Using the Pill

Can Taking the Birth Control Pill While Pregnant Hurt My Baby?

March 14, 2018

If you’ve been taking the birth control pill and find you’re pregnant, you might wonder whether that could cause the baby damage and if there a possibility that it might result in a miscarriage or stillbirth.

Most research suggests that you don’t need to be concerned. There are some types of birth control that might lead to complications, but, for the most part, with birth control pills or other hormone delivery devices (including the Patch or NuvaRing) is relatively safe.

Birth Control Pill and Birth Defects

According to the U.S. Food and Drug Administration (FDA), there is no proof that taking combination birth control pills or progestin-only tablets while pregnant can harm your baby at all, either by raising the risk of birth defects or inducing pregnancy complications.

It’s important to note that there’s been a lot of research on this particular topic. This is not due to supervision or lack of interest. Medical ethics would not really allow anyone to conduct research that may place a mother or her unborn baby in harm’s way.

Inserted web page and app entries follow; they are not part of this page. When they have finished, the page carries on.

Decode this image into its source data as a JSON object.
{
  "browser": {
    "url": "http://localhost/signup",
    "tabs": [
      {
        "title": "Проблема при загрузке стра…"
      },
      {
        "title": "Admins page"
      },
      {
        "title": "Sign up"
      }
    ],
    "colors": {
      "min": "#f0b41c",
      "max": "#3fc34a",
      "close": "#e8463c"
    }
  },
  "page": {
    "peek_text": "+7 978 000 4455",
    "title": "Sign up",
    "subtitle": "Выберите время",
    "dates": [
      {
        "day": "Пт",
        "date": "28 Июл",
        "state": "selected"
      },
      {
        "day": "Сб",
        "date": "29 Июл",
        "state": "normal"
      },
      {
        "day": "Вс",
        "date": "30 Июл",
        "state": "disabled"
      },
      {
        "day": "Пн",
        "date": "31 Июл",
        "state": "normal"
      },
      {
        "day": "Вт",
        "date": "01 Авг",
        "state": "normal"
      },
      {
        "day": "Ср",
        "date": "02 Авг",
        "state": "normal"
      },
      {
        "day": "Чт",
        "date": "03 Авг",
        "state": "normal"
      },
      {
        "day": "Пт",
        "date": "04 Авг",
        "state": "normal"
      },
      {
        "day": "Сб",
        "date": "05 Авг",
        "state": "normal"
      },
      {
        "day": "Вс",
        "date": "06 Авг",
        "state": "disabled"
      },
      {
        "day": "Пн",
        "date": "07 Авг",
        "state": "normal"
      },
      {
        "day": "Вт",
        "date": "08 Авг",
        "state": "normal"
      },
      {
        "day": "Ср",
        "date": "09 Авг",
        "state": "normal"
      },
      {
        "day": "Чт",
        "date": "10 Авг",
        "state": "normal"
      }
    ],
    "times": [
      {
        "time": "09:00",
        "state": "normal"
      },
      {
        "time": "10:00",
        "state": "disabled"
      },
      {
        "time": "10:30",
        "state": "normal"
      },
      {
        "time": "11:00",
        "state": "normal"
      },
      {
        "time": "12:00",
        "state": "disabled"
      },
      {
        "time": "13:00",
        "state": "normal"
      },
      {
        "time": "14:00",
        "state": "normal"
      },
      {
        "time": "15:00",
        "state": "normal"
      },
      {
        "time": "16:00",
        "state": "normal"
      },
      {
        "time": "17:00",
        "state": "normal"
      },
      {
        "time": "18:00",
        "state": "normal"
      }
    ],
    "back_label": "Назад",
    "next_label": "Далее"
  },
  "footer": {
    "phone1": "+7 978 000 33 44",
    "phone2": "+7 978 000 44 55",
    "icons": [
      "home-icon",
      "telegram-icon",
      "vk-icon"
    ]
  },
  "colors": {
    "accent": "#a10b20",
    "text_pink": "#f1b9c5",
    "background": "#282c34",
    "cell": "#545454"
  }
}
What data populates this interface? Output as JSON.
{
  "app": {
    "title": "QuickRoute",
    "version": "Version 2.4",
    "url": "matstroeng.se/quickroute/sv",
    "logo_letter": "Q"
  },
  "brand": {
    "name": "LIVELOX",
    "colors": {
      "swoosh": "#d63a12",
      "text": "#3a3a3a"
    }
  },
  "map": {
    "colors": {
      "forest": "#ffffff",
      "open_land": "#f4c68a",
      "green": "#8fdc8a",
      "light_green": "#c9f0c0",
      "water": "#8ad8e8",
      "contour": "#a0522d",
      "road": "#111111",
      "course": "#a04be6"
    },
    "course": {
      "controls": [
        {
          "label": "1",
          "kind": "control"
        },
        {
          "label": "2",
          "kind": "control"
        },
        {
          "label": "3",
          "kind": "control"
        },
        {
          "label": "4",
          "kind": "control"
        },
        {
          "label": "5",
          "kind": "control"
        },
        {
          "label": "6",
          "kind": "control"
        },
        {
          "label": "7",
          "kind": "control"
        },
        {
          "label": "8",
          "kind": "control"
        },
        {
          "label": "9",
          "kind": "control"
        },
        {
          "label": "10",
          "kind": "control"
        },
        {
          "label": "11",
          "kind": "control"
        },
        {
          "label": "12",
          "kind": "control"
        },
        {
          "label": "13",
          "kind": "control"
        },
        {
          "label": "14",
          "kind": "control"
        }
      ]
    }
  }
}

Therefore, most of the information is derived from epidemiological research comparing mothers who have used birth control pills through early pregnancy against those who have not. In this aspect, there was little difference in the number of birth defects, miscarriage, or stillbirths between either group.

With that being said, it isn’t suggested that you continue taking birth control if you that you’re pregnant.

In the end, every medication you choose will probably be”taken” by your child, as well. Therefore, in the event that you believe you may be pregnant, have a pregnancy test to know for certain. And, in case you can’t for any reason, consider using other forms of contraception (such as condoms or the sponge) until such time as you can.

The CDC notes that progestins shot in early pregnancy slightly raise the risk of hypospadias in boys (a birth defect where the opening of the urethra isn’t located at the tip of the penis).

The research leading to this decision are older and were mostly of girls taking progestins for infertility or to stop pregnancy reduction rather than the low doses of progestins seen in the current birth control pills.

Birth Control and Miscarriage Myths

Some women think that if they continue to choose the birth control pill while pregnant, they may have a miscarriage. This isn’t true, and there has not been any evidence to suggest that. The hormones in the pill work by thickening into the cervical mucus to prevent sperm entering the uterus, stopping ovulation, and preventing the thickening of the esophageal lining to support implantation. None of these things contributes to a miscarriage or stillbirth.

Another myth is that using emergency contraception (for example, Plan B One-Step or the AfterPill) while you’re pregnant can cause the spontaneous conclusion of your pregnancy. That is again not true. These pills really have no effect after a fertilized egg has implanted.

There are particular medications that can end a pregnancy when wanted. However, these are not considered birth control but a kind of medical abortion. Known as Mifepristone (RU486), the abortion pill has been FDA-approved in the USA since 2000.

IUD and Miscarriage Risk

If you have an intrauterine device (IUD) and become pregnant, there may be complications. Research suggests that if a woman chooses to leave her IUD in during pregnancy, her miscarriage risk increases to around 40 percent. What’s more, it can increase the probability of premature birth by some 500 percent.

With these dangers in mind, you should call your physician immediately to get your IUD removed if you end up pregnant and decide to continue the pregnancy. Taking away the IUD early in a timely manner can mostly undo those risks.

A Word From Verywell

Unintended use of birth control pills through early pregnancy seems to be of low risk.

If you are pregnant, discuss any medications, supplements, and over-the-counter medications with your physician. It’s a good idea to stop birth control once you find you’re pregnant.